The province had passed its Covid-19 peak with sufficient platform capacity and would be considering whether temporary field hospitals should remain open, said Premier Alan Winde in his daily Covid-19 provincial update on Tuesday.
The MSF field hospital in Khayelitsha was already in the processes of closing, he said.
The province reported 7 416 active cases of Covid-19, 98868 confirmed cases and 87 998 recoveries as of 1pm on Tuesday.
To date, 3454 people have succumbed to the virus and around 440564 Covid-19 tests have been conducted.
At present, 1 196 people have been hospitalised with 247 patients in ICU or high care.
Winde welcomed the confirmation that alert levels could be determined at a provincial, metro and district level, as stated by the Minister of Health Zweli Mkhize in the Government Gazette published on Friday last week.
The ministerial advisory committee must advise the National Health minister regarding which alert level should be declared nationally, provincially, in a metropolitan area or a district.
“The Western Cape cabinet on Friday took the position that businesses which can open safely should be allowed to do so, and that the alcohol ban should be lifted, in conjunction with the implementation of smart measures aimed at reducing alcohol harms,” said Winde. “We have written to both minister Mkhize and Cogta Minister Nkosazana Dlamini Zuma to request a meeting where we will put forward these positions.
“It is imperative that we take decisive and immediate action to prevent an unemployment pandemic and further economic calamity.”
He said statistical data previously supplied by StatsSA showed the drastic impact the lockdown had had on the food and beverage industry, and that the closure of borders and initial ban on local travel had also had a significant impact on the tourism industry.
“In the Western Cape, we have seen a steady and sustained decline in the number of hospitalisations, with current numbers sitting below 1200, the lowest we have seen since June.
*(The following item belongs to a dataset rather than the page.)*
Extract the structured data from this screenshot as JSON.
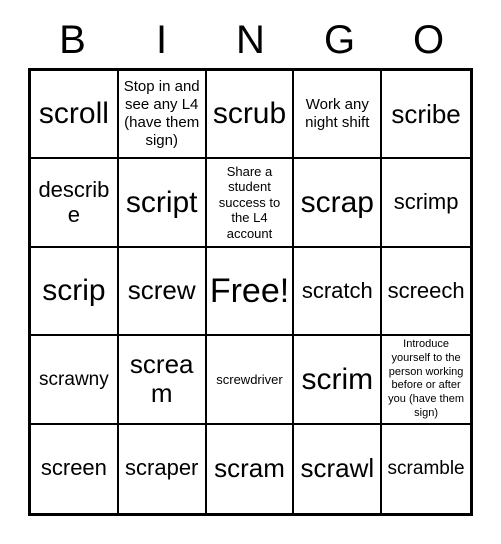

“Coupled with this, we have seen a greater percentage of tests come back negative, declining infections among health-care workers and a decline in the number of daily deaths,” he said.